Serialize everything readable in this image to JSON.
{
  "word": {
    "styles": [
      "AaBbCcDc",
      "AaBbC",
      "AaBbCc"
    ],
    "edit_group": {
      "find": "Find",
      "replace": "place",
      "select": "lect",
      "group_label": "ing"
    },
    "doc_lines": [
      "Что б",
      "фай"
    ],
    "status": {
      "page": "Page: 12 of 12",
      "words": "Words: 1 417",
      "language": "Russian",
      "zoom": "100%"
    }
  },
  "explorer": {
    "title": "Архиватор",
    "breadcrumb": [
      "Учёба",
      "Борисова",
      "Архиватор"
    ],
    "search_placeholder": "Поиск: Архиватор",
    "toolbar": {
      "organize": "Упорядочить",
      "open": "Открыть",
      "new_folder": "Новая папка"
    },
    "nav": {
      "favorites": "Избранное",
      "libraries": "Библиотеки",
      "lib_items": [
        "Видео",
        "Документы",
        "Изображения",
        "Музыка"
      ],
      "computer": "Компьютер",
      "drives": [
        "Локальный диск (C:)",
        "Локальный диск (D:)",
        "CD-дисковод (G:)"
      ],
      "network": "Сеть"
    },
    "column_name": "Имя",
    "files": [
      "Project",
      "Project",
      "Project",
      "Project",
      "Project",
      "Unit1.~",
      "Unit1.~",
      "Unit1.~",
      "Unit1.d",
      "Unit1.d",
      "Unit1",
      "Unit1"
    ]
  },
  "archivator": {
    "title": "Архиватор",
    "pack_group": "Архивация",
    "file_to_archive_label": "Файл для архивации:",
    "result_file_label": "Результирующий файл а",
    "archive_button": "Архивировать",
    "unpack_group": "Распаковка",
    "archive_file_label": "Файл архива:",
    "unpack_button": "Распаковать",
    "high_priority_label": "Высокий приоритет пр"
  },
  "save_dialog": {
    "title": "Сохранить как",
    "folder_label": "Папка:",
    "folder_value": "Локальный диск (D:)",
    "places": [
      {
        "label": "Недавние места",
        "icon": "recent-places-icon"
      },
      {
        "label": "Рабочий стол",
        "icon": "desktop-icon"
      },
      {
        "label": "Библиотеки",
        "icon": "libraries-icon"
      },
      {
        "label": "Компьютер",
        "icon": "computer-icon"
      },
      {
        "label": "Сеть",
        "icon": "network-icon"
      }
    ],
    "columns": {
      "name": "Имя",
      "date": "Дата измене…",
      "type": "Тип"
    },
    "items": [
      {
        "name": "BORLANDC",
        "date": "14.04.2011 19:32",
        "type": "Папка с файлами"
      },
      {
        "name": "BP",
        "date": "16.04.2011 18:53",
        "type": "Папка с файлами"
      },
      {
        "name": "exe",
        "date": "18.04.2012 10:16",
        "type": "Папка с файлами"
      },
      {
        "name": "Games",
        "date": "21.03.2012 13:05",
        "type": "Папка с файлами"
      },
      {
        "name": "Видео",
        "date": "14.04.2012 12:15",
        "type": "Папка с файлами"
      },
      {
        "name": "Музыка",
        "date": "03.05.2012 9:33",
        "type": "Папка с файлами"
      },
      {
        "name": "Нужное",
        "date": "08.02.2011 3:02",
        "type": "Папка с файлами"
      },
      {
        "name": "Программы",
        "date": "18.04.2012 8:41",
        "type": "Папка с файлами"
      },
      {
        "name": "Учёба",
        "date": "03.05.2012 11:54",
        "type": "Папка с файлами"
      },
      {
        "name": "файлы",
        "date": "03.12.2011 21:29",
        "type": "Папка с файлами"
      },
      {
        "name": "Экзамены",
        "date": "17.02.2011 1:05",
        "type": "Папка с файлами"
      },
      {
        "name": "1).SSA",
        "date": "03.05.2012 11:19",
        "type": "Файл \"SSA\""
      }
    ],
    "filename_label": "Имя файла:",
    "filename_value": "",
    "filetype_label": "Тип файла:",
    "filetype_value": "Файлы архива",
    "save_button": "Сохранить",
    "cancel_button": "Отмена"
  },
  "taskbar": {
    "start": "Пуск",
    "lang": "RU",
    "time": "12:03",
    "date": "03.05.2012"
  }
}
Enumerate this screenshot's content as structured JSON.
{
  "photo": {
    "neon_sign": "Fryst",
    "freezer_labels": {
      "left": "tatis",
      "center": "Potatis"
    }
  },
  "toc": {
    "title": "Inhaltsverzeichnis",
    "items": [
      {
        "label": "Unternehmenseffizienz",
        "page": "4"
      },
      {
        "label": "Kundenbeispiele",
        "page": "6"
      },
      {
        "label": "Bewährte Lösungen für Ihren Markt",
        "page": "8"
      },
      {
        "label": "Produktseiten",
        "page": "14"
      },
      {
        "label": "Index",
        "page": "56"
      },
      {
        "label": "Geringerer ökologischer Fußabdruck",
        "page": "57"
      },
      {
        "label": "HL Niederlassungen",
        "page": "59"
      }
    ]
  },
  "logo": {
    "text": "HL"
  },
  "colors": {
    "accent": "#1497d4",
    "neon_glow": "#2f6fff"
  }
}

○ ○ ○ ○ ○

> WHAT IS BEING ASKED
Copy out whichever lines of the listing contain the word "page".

> ANSWER SECTION
      "page": "Page: 12 of 12",
        "page": "4"
        "page": "6"
        "page": "8"
        "page": "14"
        "page": "56"
        "page": "57"
        "page": "59"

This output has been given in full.